Wednesday, September 22, 2010

Embracing Change: The Decision to Go Deskless

Embrace change.  As of late, that seems to be my message and I have been very moved by those of you who have commented on the blog and emailed me your inspiring stories.  This week, Kathy Merlino, a friend and colleague who teaches in Islip, New York, agreed to share her story of change and the experience of teaching second grade in a deskless second grade classroom.

The decision to go deskless
I had heard about the idea for years at conferences I attended.  It never attracted me.  I didn't see the point.  Then, last year, I began to entertain the thought, and I couldn't get it out of my mind: going deskless in the classroom.  What would it look like?  Where would the children sit?  Where would I teach whole class lessons? My mind began to race with ideas. What are desks for?  Why have them take up valuable space in the classroom?  Couldn't I have community pencils and supplies placed around the room instead?   A child will seldom fit the exact measurements of his desk.  Other seating arrangements could actually be better for small children.  Handwriting improves for sloppy writers when their elbows are anchored down on the floor and they are forced to use their smaller motor skills.   Besides, the atmosphere would be more comfortable--almost like at home-- and the children would be better able to learn.

I already had a couch in my room, but I didn't really have any child-sized furniture.  I went to yard sales and acquired a couple of low coffee/end tables and a magazine rack.  I bought a child's Adirondack chair and a child's rocking chair.  I got a child's park bench and a bean bag chair.  I lowered my posters and bought beautiful braided, non-allergic, non-flammable rugs.  I traded my big old teacher's desk for a smaller version that tucks away in the corner by the sink. I brought in plants from home, not just for cleaner air, but also to help relax the children.

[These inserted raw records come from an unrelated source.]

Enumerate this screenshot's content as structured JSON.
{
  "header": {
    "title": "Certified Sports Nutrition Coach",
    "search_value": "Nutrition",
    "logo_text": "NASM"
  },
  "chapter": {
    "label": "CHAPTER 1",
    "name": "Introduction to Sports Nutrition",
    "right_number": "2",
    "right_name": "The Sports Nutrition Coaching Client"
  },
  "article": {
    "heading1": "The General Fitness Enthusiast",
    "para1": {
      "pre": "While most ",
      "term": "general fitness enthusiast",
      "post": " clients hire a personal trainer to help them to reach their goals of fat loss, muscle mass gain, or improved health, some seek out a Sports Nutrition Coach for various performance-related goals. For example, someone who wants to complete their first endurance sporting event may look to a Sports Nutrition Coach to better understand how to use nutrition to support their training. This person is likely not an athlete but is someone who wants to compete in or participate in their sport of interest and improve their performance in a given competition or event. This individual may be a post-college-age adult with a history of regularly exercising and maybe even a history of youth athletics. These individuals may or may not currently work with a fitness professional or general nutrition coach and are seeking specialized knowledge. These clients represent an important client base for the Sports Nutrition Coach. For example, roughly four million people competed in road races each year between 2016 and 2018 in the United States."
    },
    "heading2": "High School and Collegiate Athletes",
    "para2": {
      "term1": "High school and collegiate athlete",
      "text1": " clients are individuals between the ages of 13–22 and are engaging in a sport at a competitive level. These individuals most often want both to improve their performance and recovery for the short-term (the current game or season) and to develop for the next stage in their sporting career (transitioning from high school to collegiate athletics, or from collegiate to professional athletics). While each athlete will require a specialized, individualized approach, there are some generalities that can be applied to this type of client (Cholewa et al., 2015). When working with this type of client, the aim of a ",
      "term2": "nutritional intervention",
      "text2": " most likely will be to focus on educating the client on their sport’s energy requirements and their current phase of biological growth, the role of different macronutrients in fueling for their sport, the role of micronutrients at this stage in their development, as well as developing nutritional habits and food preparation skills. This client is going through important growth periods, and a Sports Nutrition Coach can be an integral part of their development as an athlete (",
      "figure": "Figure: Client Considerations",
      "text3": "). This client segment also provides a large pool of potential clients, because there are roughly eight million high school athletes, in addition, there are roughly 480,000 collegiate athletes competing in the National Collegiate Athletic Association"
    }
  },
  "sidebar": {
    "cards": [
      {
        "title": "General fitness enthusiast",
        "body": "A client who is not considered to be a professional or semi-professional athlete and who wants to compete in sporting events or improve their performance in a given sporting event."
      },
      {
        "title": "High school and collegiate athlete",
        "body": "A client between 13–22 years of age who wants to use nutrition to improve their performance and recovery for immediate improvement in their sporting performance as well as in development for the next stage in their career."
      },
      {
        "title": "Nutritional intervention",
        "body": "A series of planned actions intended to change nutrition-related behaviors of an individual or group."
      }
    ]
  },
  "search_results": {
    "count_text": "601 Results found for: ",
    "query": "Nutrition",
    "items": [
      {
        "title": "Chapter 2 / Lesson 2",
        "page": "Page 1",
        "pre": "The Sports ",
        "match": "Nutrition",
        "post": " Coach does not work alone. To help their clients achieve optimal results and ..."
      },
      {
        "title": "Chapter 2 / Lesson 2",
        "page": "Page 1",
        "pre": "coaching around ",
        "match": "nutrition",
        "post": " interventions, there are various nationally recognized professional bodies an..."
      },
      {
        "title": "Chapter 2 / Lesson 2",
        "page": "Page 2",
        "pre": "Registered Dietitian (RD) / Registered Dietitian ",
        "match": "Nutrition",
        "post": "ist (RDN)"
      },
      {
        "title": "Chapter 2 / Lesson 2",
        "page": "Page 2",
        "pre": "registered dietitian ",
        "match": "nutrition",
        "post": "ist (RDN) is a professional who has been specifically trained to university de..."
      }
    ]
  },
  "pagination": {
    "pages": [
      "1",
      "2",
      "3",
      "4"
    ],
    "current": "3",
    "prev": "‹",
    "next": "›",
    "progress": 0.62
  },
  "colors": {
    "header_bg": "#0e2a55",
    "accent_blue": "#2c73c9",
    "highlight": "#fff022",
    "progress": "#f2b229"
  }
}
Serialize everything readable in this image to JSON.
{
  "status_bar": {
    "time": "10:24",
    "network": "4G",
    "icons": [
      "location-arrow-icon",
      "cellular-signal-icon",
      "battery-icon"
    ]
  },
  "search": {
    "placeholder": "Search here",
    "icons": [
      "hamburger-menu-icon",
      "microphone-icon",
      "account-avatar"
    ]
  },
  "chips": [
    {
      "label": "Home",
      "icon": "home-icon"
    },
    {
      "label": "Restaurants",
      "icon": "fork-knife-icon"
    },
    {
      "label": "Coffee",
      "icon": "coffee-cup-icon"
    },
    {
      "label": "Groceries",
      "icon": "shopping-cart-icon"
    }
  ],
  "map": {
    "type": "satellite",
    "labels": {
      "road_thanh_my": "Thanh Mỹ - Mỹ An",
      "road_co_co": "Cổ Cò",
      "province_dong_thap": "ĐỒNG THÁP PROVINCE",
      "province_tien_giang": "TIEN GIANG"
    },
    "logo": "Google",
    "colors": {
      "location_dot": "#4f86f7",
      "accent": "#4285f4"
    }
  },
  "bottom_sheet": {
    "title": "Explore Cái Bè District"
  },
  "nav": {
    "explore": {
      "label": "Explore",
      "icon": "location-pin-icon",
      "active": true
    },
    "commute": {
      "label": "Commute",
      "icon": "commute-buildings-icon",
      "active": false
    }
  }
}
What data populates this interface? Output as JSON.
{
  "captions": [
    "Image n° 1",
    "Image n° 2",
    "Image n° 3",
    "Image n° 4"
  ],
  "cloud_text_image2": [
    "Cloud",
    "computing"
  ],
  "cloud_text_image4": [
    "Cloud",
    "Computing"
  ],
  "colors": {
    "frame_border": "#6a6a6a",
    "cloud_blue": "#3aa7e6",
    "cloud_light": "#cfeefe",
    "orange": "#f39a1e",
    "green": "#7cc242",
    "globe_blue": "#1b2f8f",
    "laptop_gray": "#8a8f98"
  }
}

I was ready.  I was excited.  I just couldn't wait for the new school year to begin!

Organizing the space

I felt like I was setting up a home--a home for little folks who come to learn.  Many of my colleagues came by to see my room and were surprised and impressed with the new set up. They asked me questions and I showed them the "mailbox" I had set up to hold the children's math and science workbooks.  I showed them where I was going to place the children's homework on the top shelf of their cubbies.  It took a lot of thinking, but everything seemed to have a logical place to go and there were no desks to get in the way.

Living in a deskless classroom
As the weeks have gone by, I have had many visits from many more colleagues, my principal, and parents. They have observed and commented on how welcoming my classroom is.  They say it's beautiful and cozy and comfortable.  This year my students seem to be more attentive and caring.  One child even said, "I don't see anything I don't like about this room!"  It all seems to be working out very well.  Change is often difficult, but this change has been paying big dividends!

Click here to see all my pictures.


Jan said...

Bravo! When you teach do kids move chairs to face you, sit on the couch, etc. or do you always gather them at the rug? Do they each have several storeage boxes, one for math, one for reading, etc.? Did parents buy supplies that you put all together for everyone? Parents in my school do not like that. I suppose I could have them pay a fee (cost of supplies)and I could go buy what we'd need.

Kathy Merlino said...

Dear Jan,

Thank you for your enthusiasm! To answer your questions:
I encourage the children to sit on the big rug, but if a child is more comfortable, he or she may sit at a table or on a chair. I try to remember the reason I arranged the room like this was so that all the children would be comfortable enough to be better learners.

Since I have only one mailbox which I use to collect work through the week to send home on Fridays, I purchased an additonal mailbox with my school budget. I use this second mailbox as a place to store children's math and science workbooks, and a Writing Workshop folder. The children use book buckets ( which I purchased through Really Good Stuff) to store the books they are reading and their reading journals. I place their daily homework on the top shelf in their cubbies.

I have made various labels for cans I collected, one set each for pencils, pencils to be sharpened, colored pencils, and editing pens. I also have community "buckets" placed around the room that hold scissors, erasers, glue sticks, staplers, sticky notes, and crayons. This year our school provided some of those supplies-- I bought the rest.

Over the summer I frequented yard sales and bought the 'coffee' table, magazine rack, and the table that backs up to the park bench. My husband painted the tables for me. I bought the child's Adorondack chair, the child's rocking chair, and the bean bag chair. I couldn't resist the rugs, and thought they were beautiful enough to buy them as well.

I am hoping all this information provides you with food for thought.

Patti A. said...

I know Kathi. She is my school next doorneighbor. After 22 years of teaching, she is still learning, growing and trying new things that will benefit her students. She is not only passionate about what she does...she is BRAVE